If a mom likes to cook, for example, try signing her up for fun cooking class, giving her a package of hard-to-find ingredients, making reservations at a great restaurant she’s wanted to visit or even—gasp!—getting her an appliance, but only if it allows mom to create. “Appliances that speak to their passion as opposed to cleaning are really great,” Soriano says.
Taking the time to fully research mom’s hobbies shows you care, and can result in a fantastic new gift that she wouldn’t have otherwise purchased for herself. Soriano says one of her techie friends has a spouse super into sewing. While most moms wouldn’t get too jazzed about a new sewing machine, the husband spent hours in the world of stitches and fabric—not a world he was accustomed to entering—to find the best sewing machine for his wife. Sewing is her passion; he found a tool to help her enjoy her passion.
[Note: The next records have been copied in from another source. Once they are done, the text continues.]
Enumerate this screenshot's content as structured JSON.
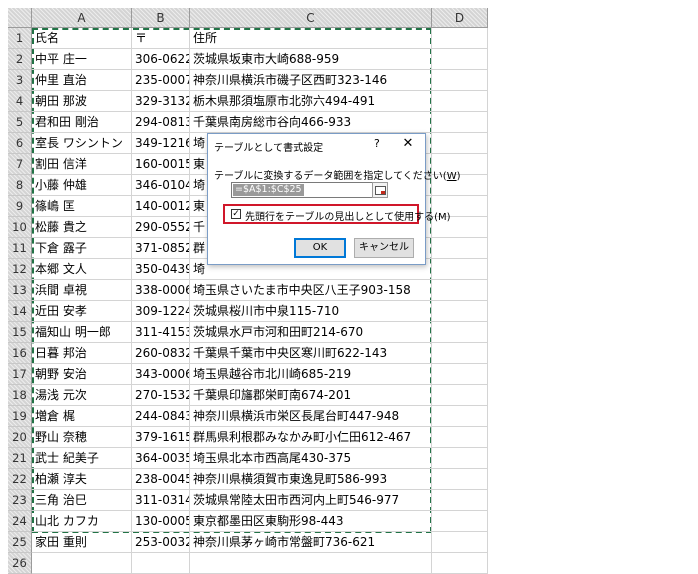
{
  "columns": [
    "A",
    "B",
    "C",
    "D"
  ],
  "header_row": {
    "num": "1",
    "a": "氏名",
    "b": "〒",
    "c": "住所"
  },
  "rows": [
    {
      "num": "2",
      "a": "中平 庄一",
      "b": "306-0622",
      "c": "茨城県坂東市大崎688-959"
    },
    {
      "num": "3",
      "a": "仲里 直治",
      "b": "235-0007",
      "c": "神奈川県横浜市磯子区西町323-146"
    },
    {
      "num": "4",
      "a": "朝田 那波",
      "b": "329-3132",
      "c": "栃木県那須塩原市北弥六494-491"
    },
    {
      "num": "5",
      "a": "君和田 剛治",
      "b": "294-0813",
      "c": "千葉県南房総市谷向466-933"
    },
    {
      "num": "6",
      "a": "室長 ワシントン",
      "b": "349-1216",
      "c": "埼"
    },
    {
      "num": "7",
      "a": "割田 信洋",
      "b": "160-0015",
      "c": "東"
    },
    {
      "num": "8",
      "a": "小藤 仲雄",
      "b": "346-0104",
      "c": "埼"
    },
    {
      "num": "9",
      "a": "篠嶋 匡",
      "b": "140-0012",
      "c": "東"
    },
    {
      "num": "10",
      "a": "松藤 貴之",
      "b": "290-0552",
      "c": "千"
    },
    {
      "num": "11",
      "a": "下倉 露子",
      "b": "371-0852",
      "c": "群"
    },
    {
      "num": "12",
      "a": "本郷 文人",
      "b": "350-0439",
      "c": "埼"
    },
    {
      "num": "13",
      "a": "浜間 卓視",
      "b": "338-0006",
      "c": "埼玉県さいたま市中央区八王子903-158"
    },
    {
      "num": "14",
      "a": "近田 安孝",
      "b": "309-1224",
      "c": "茨城県桜川市中泉115-710"
    },
    {
      "num": "15",
      "a": "福知山 明一郎",
      "b": "311-4153",
      "c": "茨城県水戸市河和田町214-670"
    },
    {
      "num": "16",
      "a": "日暮 邦治",
      "b": "260-0832",
      "c": "千葉県千葉市中央区寒川町622-143"
    },
    {
      "num": "17",
      "a": "朝野 安治",
      "b": "343-0006",
      "c": "埼玉県越谷市北川崎685-219"
    },
    {
      "num": "18",
      "a": "湯浅 元次",
      "b": "270-1532",
      "c": "千葉県印旛郡栄町南674-201"
    },
    {
      "num": "19",
      "a": "増倉 梶",
      "b": "244-0843",
      "c": "神奈川県横浜市栄区長尾台町447-948"
    },
    {
      "num": "20",
      "a": "野山 奈穂",
      "b": "379-1615",
      "c": "群馬県利根郡みなかみ町小仁田612-467"
    },
    {
      "num": "21",
      "a": "武士 紀美子",
      "b": "364-0035",
      "c": "埼玉県北本市西高尾430-375"
    },
    {
      "num": "22",
      "a": "柏瀬 淳夫",
      "b": "238-0045",
      "c": "神奈川県横須賀市東逸見町586-993"
    },
    {
      "num": "23",
      "a": "三角 治巳",
      "b": "311-0314",
      "c": "茨城県常陸太田市西河内上町546-977"
    },
    {
      "num": "24",
      "a": "山北 カフカ",
      "b": "130-0005",
      "c": "東京都墨田区東駒形98-443"
    },
    {
      "num": "25",
      "a": "家田 重則",
      "b": "253-0032",
      "c": "神奈川県茅ヶ崎市常盤町736-621"
    },
    {
      "num": "26",
      "a": "",
      "b": "",
      "c": ""
    }
  ],
  "dialog": {
    "title": "テーブルとして書式設定",
    "help": "?",
    "close": "✕",
    "prompt": "テーブルに変換するデータ範囲を指定してください(",
    "prompt_key": "W",
    "prompt_end": ")",
    "range_value": "=$A$1:$C$25",
    "checkbox_mark": "✓",
    "checkbox_label": "先頭行をテーブルの見出しとして使用する(M)",
    "ok": "OK",
    "cancel": "キャンセル"
  },
  "colors": {
    "marquee": "#217346",
    "highlight": "#d0172a",
    "ok_border": "#0078d7"
  }
}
Beyond getting to the heart of a mom’s passion, giving pretty much anything that requires thought — “something that is hand-made by the family or your spouse, a gift that really reflects a thought process that goes into it” — has the potential to melt a mom too.
Remember, though, even if you’re totally stumped on the perfect token of gratitude, any gift is better than no gift at all (with the possible exception of socks.) And with a little effort even a typical gift can be turned into something special. “They need to feel proud and good about the gift they are giving,” she says. “If they have thought about it and really feel that this is what mom’s going to love and it comes from their heart, mom will always get that genuine sentiment.”
If you do opt for one of the old standbys, at least dress it up. Flowers are beautiful, but take time to really personalize the card, wrap them with unique ribbons or cut them from a garden, Soriano says. A box of chocolates is classic, bordering on cliché; but if the mom in your life loves chocolates, make sure you get her something very special—say, a half-pound of high-end, caramel-filled dark chocolate.
Once you’ve put the gift in mom’s hands, give her a little time to herself. Maybe she needs a little extra sleep in the morning, an afternoon nap, extra time to go out during the day or simply a chance to read a magazine in bed (another gift tip: download a new book or two to her kindle, or add some cool new apps on her smartphone, or even upgrade her old phone to a new model at the same time).
In the end, as with any gift, the perfect Mother’s Day present requires going beyond the mundane to make it special. “Find a way you and your family can make it personal and put some effort into it,” Soriano says. “People want to feel appreciated and that is what Mother’s Day is all about. It is stepping back and recognizing and saying ‘We really appreciate you and love you and want to do something you will really enjoy.’”